The exact causes of ADHD are not well understood. Genetics, brain structure, and environmental factors may all play a role in the development of the disorder.
Can ADHD be ‘cured’?
There is no known cure for ADHD, but with proper treatment, symptoms can be managed effectively.
Do Medications Help With ADHD?
Medications can be helpful in managing the symptoms of ADHD. However, medication is not the only treatment option, and it may not be appropriate for everyone.
Is ADHD More Common in Boys Than Girls?
ADHD is more commonly diagnosed in boys than girls, but this does not mean that girls are immune to the disorder. Girls with ADHD may exhibit different symptoms than boys, which can make it more difficult to diagnose.
How Is ADHD Diagnosed?
ADHD is typically diagnosed through a comprehensive evaluation that includes a physical exam, psychological evaluation, and an assessment of behavioral symptoms. Input from family members, teachers, or other individuals who interact with the person on a regular basis may also be included in the evaluation.

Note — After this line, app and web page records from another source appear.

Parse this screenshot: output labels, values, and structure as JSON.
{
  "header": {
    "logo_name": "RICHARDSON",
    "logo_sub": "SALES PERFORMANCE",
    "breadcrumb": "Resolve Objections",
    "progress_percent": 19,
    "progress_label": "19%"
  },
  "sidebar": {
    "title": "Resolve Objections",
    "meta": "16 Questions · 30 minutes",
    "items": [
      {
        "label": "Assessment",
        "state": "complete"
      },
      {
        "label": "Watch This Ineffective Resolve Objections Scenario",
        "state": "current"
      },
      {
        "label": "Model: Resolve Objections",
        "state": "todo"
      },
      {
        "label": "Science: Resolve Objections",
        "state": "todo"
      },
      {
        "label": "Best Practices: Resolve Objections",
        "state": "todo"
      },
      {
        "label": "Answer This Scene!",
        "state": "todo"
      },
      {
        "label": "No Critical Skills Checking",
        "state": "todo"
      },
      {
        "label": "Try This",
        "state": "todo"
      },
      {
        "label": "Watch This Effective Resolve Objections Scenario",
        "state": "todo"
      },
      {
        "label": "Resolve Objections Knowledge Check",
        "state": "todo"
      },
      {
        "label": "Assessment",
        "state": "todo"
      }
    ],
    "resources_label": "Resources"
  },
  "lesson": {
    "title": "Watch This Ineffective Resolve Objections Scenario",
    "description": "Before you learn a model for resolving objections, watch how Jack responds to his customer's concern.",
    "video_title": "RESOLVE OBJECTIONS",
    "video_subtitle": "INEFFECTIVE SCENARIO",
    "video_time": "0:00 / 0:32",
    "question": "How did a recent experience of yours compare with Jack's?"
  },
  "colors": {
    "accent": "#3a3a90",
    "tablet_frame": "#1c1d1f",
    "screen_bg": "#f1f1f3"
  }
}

What Can Parents Do to Help Children with ADHD?
Parents can help children with ADHD by developing a structured routine, setting clear expectations and boundaries, providing positive reinforcement, and seeking professional help and support.
Can Adults Have ADHD?
Yes, adults can have ADHD. According to the National Institute of Mental Health, approximately 4.4% of adults in the United States have ADHD.
- Mayo Clinic. (2021). Attention-deficit/hyperactivity disorder (ADHD) in children.https://www.mayoclinic.org/diseases-conditions/adhd-in-children/symptoms-causes/syc-20350889
- National Institute of Mental Health. (2020). Attention-deficit/hyperactivity disorder (ADHD) – overview.https://www.nimh.nih.gov/health/topics/attention-deficit-hyperactivity-disorder-adhd/index.shtml
- Centers for Disease Control and Prevention (CDC). (2021). Attention-deficit/hyperactivity disorder (ADHD).https://www.cdc.gov/ncbddd/adhd/diagnosis.html